─── Given records ───
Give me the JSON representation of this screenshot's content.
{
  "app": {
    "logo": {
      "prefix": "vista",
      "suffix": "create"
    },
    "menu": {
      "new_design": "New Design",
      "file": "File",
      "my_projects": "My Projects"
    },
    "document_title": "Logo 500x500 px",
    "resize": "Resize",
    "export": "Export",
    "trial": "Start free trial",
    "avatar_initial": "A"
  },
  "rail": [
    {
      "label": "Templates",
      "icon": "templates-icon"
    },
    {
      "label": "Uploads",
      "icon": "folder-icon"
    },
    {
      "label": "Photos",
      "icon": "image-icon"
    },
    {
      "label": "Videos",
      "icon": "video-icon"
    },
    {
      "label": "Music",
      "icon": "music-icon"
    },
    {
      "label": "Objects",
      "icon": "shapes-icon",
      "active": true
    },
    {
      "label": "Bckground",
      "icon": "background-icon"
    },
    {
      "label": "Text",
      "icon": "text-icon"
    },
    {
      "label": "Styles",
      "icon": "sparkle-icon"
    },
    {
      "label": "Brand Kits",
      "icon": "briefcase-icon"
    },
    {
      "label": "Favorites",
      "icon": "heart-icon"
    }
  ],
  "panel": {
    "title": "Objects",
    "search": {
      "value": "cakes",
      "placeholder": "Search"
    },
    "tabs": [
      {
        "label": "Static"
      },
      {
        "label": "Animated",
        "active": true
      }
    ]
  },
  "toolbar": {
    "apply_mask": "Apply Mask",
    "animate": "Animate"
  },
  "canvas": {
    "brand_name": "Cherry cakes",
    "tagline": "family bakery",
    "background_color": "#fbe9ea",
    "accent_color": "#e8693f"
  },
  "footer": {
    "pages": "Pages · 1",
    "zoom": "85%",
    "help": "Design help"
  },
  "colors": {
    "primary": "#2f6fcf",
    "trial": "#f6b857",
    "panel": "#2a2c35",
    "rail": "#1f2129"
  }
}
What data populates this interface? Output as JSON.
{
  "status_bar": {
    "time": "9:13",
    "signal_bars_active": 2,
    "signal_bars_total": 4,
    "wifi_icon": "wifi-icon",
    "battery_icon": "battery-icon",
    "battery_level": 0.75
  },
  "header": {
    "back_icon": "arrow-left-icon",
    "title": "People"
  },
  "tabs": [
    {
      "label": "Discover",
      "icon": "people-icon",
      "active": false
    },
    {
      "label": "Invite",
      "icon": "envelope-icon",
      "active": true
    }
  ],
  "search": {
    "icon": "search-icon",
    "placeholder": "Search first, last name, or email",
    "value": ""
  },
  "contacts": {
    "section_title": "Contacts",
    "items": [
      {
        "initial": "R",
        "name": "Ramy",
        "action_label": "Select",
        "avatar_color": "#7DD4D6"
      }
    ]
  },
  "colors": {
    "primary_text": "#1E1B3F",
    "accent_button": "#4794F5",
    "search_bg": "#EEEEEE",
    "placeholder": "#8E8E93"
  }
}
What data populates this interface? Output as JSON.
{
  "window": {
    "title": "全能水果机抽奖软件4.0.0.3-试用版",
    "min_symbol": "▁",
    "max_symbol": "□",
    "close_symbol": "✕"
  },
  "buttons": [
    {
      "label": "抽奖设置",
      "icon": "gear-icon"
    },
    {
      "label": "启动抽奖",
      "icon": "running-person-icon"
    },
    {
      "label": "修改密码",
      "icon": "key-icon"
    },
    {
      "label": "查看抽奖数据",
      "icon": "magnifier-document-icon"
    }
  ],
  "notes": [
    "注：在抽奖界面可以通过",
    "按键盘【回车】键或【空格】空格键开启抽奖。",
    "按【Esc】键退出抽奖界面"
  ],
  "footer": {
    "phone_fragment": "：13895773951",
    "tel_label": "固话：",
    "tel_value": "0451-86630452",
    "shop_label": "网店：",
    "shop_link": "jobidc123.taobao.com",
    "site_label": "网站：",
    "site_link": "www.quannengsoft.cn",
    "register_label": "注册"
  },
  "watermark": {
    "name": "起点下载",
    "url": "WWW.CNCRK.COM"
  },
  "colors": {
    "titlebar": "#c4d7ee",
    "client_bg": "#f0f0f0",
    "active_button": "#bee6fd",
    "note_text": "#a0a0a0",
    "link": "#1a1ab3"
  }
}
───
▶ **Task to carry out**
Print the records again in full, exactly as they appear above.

▶ **Answer to this exercise**
Give me the JSON representation of this screenshot's content.
{
  "app": {
    "logo": {
      "prefix": "vista",
      "suffix": "create"
    },
    "menu": {
      "new_design": "New Design",
      "file": "File",
      "my_projects": "My Projects"
    },
    "document_title": "Logo 500x500 px",
    "resize": "Resize",
    "export": "Export",
    "trial": "Start free trial",
    "avatar_initial": "A"
  },
  "rail": [
    {
      "label": "Templates",
      "icon": "templates-icon"
    },
    {
      "label": "Uploads",
      "icon": "folder-icon"
    },
    {
      "label": "Photos",
      "icon": "image-icon"
    },
    {
      "label": "Videos",
      "icon": "video-icon"
    },
    {
      "label": "Music",
      "icon": "music-icon"
    },
    {
      "label": "Objects",
      "icon": "shapes-icon",
      "active": true
    },
    {
      "label": "Bckground",
      "icon": "background-icon"
    },
    {
      "label": "Text",
      "icon": "text-icon"
    },
    {
      "label": "Styles",
      "icon": "sparkle-icon"
    },
    {
      "label": "Brand Kits",
      "icon": "briefcase-icon"
    },
    {
      "label": "Favorites",
      "icon": "heart-icon"
    }
  ],
  "panel": {
    "title": "Objects",
    "search": {
      "value": "cakes",
      "placeholder": "Search"
    },
    "tabs": [
      {
        "label": "Static"
      },
      {
        "label": "Animated",
        "active": true
      }
    ]
  },
  "toolbar": {
    "apply_mask": "Apply Mask",
    "animate": "Animate"
  },
  "canvas": {
    "brand_name": "Cherry cakes",
    "tagline": "family bakery",
    "background_color": "#fbe9ea",
    "accent_color": "#e8693f"
  },
  "footer": {
    "pages": "Pages · 1",
    "zoom": "85%",
    "help": "Design help"
  },
  "colors": {
    "primary": "#2f6fcf",
    "trial": "#f6b857",
    "panel": "#2a2c35",
    "rail": "#1f2129"
  }
}
What data populates this interface? Output as JSON.
{
  "status_bar": {
    "time": "9:13",
    "signal_bars_active": 2,
    "signal_bars_total": 4,
    "wifi_icon": "wifi-icon",
    "battery_icon": "battery-icon",
    "battery_level": 0.75
  },
  "header": {
    "back_icon": "arrow-left-icon",
    "title": "People"
  },
  "tabs": [
    {
      "label": "Discover",
      "icon": "people-icon",
      "active": false
    },
    {
      "label": "Invite",
      "icon": "envelope-icon",
      "active": true
    }
  ],
  "search": {
    "icon": "search-icon",
    "placeholder": "Search first, last name, or email",
    "value": ""
  },
  "contacts": {
    "section_title": "Contacts",
    "items": [
      {
        "initial": "R",
        "name": "Ramy",
        "action_label": "Select",
        "avatar_color": "#7DD4D6"
      }
    ]
  },
  "colors": {
    "primary_text": "#1E1B3F",
    "accent_button": "#4794F5",
    "search_bg": "#EEEEEE",
    "placeholder": "#8E8E93"
  }
}
What data populates this interface? Output as JSON.
{
  "window": {
    "title": "全能水果机抽奖软件4.0.0.3-试用版",
    "min_symbol": "▁",
    "max_symbol": "□",
    "close_symbol": "✕"
  },
  "buttons": [
    {
      "label": "抽奖设置",
      "icon": "gear-icon"
    },
    {
      "label": "启动抽奖",
      "icon": "running-person-icon"
    },
    {
      "label": "修改密码",
      "icon": "key-icon"
    },
    {
      "label": "查看抽奖数据",
      "icon": "magnifier-document-icon"
    }
  ],
  "notes": [
    "注：在抽奖界面可以通过",
    "按键盘【回车】键或【空格】空格键开启抽奖。",
    "按【Esc】键退出抽奖界面"
  ],
  "footer": {
    "phone_fragment": "：13895773951",
    "tel_label": "固话：",
    "tel_value": "0451-86630452",
    "shop_label": "网店：",
    "shop_link": "jobidc123.taobao.com",
    "site_label": "网站：",
    "site_link": "www.quannengsoft.cn",
    "register_label": "注册"
  },
  "watermark": {
    "name": "起点下载",
    "url": "WWW.CNCRK.COM"
  },
  "colors": {
    "titlebar": "#c4d7ee",
    "client_bg": "#f0f0f0",
    "active_button": "#bee6fd",
    "note_text": "#a0a0a0",
    "link": "#1a1ab3"
  }
}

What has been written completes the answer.